Canine Epiphyseal Disease



Canine Epiphyseal Disease

Dauer: 1:05 h
Referent: Ricky Cashmore
ab 1 US$ 38,50
(inkl. USt.)

The epiphysis is located at either end of long bones and is evident within the fetus approximately four weeks post conception. During growth, the epiphysis is comprised of specialized cartilage, including articular epiphyseal cartilage (AEC) and growth plate epiphyseal cartilage (GEC), together accounting for longitudinal growth of long bones. In maturity, most of the epiphyseal cartilage is replaced with trabecular bone, encased in a thin shell of cortical bone with hyaline cartilage persisting at the joint surface.

Epiphyseal pathology sustained during growth can have profound lifelong consequence. This webinar reviews common epiphyseal pathologies, including articular and growth plate osteochondrosis and epiphyseal trauma. A focus on diagnosis, treatment and expected outcomes with practical tips and tricks for use in your practice is presented.

Recording from 28.05.2020
Ricky Cashmore

Dr Ricky Cashmore BVSc FANZCVS (SAS). Registered Specialist in Small Animal Surgery.

Following graduation from the University of Melbourne (2005) Ricky worked in general practice for 18 months prior to completion of a rotating internship at the University of Cambridge, surgical internship at the Veterinary Specialist Centre and surgical residency at the Small Animal Specialist Hospital in Sydney (2010-2013). Ricky remained at SASH until 2017 before joining the Southpaws Speciality Surgery for Animals team in Melbourne (current practice).
Ricky is a Fellow of the Australian New Zealand College of Veterinary Scientist in Small Animal Surgery. He has published and presented around the world with a strong and active interest in clinical and biomechanical research relating to the canine hip, stifle and spine, the focus of his current and previous research projects. He is a past recipient of the prestigious VOS Wade O Brinker Orthopaedic Resident Research Award (presented WVOC, Colorado 2014) and previous examiner for the ANZCVS small animal surgical chapter.
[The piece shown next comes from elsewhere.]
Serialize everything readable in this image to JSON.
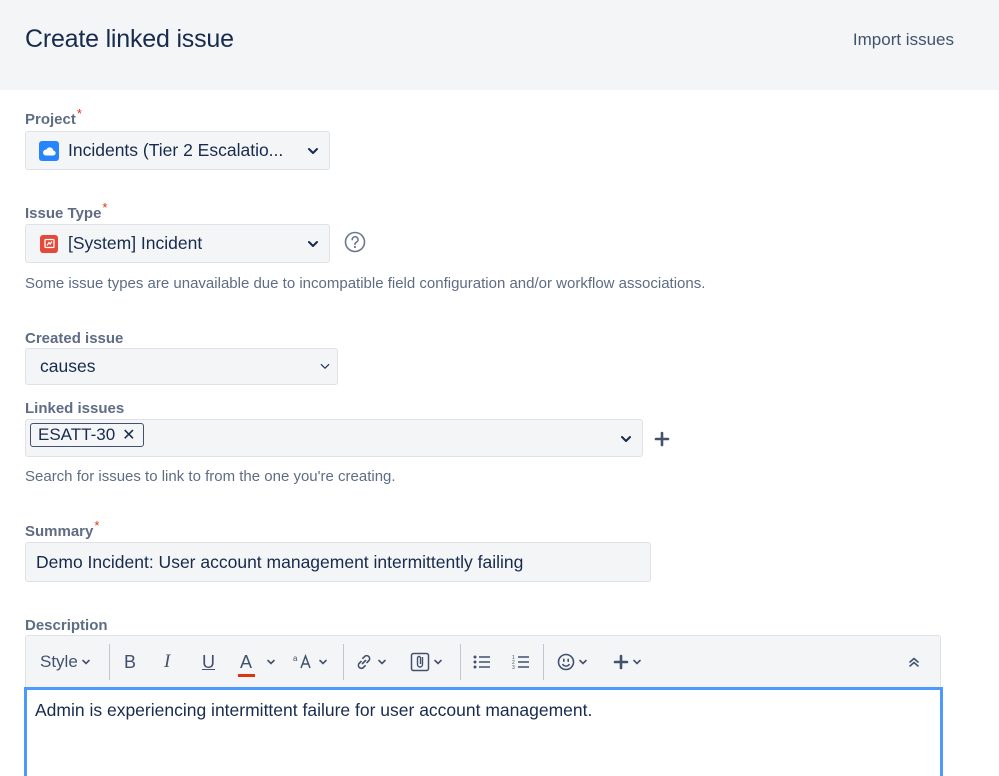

He thoroughly enjoys all aspects of teaching, having taught at numerous workshops and conferences nationally and internationally while mentoring many residents and interns over the years.
Ricky’s primary surgical interests lie in orthopaedics and include arthroscopy, partial and total joint replacement, minimally invasive fracture repair and neurosurgery.

Das könnte Sie auch interessieren